KNOXVILLE, Tenn. (WATE) — We’ve seen them and we’ve heard them: Trillions of periodical cicadas have been emerging en masse since May, according to experts at the University of Tennessee after 17 years underground.

Jerome Grant, a professor at the University of Tennessee’s Department of Entomology and Plant Pathology, spoke about the creatures as the region is already seeing — and hearing — some of Brood X emerge.

Here are 6 Things to Know About Cicadas and why the natural phenomena could be educational — and delicious.

Yes, cicadas are edible

Grant has several recipes for cooking with cicadas and other insects. He says cicadas are high in protein, low in fat, low in cholesterol and are gluten-free.

Grant says if you’re not allergic and enjoy shellfish foods, then cicadas could be tasty; some say cicadas taste like cooked asparagus or roasted almonds. If you decide to try cooking and eating cicadas, be sure they come from a safe place free of pesticides

Brood X is a 17-year periodical group

The periodical cicadas of Brood X — those that emerge every 17 or 13 years — are emerging from underground by the billions if not trillions. The last time Brood X was out of the ground was in 2004 and they will return in 2038.

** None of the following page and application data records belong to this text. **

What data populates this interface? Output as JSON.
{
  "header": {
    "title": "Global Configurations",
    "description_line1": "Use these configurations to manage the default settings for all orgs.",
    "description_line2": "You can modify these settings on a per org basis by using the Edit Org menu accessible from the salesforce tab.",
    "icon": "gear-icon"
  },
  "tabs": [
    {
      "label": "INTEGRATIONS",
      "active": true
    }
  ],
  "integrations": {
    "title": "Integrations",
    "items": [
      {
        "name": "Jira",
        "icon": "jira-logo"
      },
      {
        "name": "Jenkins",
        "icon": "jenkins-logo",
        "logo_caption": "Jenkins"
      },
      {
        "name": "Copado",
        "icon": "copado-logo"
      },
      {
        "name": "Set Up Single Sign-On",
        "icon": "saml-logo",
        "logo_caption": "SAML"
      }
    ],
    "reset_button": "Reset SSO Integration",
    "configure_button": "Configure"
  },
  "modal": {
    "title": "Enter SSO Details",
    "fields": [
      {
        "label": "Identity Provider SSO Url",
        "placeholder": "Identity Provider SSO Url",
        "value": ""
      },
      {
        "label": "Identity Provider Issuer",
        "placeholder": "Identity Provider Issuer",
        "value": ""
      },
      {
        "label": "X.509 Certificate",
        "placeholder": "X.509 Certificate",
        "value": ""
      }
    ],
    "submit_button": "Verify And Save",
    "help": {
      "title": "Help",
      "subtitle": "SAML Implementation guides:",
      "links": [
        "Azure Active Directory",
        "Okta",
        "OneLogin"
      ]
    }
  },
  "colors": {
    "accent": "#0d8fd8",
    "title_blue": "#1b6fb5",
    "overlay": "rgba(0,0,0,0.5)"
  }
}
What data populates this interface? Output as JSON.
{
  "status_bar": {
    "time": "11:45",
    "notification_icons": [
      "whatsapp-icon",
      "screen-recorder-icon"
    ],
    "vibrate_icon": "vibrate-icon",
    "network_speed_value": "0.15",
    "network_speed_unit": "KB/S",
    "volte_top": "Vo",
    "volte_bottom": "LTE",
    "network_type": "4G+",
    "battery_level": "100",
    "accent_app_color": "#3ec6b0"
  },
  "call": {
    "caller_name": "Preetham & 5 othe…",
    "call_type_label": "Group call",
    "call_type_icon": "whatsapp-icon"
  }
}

It’s considered one of the largest broods ever. Brood X will be found across 15 states.

The next 13-year brood will emerge in 2024 — mainly in Middle Tennessee. Then in 2025, another 17-year brood will emerge in East Tennessee.

The life cycle of the cicada

The Brood X periodical cicadas are expected to emerge in early May, depending on the soil temperatures, and will be out until the end of June.

When they emerge from holes they dig from underground, they will climb up a vertical surface, like a tree or structure; latch on; become a hardened cicada; and emerge from their shell to sing and mate. The females lay their eggs in a slit they pierce into the tree, which turn into “nibs” that fall to the ground for the next multiyear brood. Then the mature brood dies. Their bodies serve as nutrients in the soil, or a food source for birds and animals.

The song of the cicadas

Only the male cicadas produce the mating call to females.

The sounds we hear from cicadas runs anywhere from 85-100 decibels, which is equivalent to a low-flying plane or a lawnmower.

Tennessee is home to 2 types of cicadas

Grant says Tennessee has two types of cicadas:

  • “Dog Day” cicadas emerge later in the summer each year and are large and green.
  • The periodical cicadas that emerge every 13 or 17 years are smaller and brown/orange.

Cicadas are harmless to humans, pets

Cicadas have a piercing, sucking mouthpart — it cannot chew or bite. They feed on roots of trees while underground and then feed on tree sap when they emerge.

They do not bite, or sting and are not poisonous. Some pets that overeat cicadas could get an upset stomach.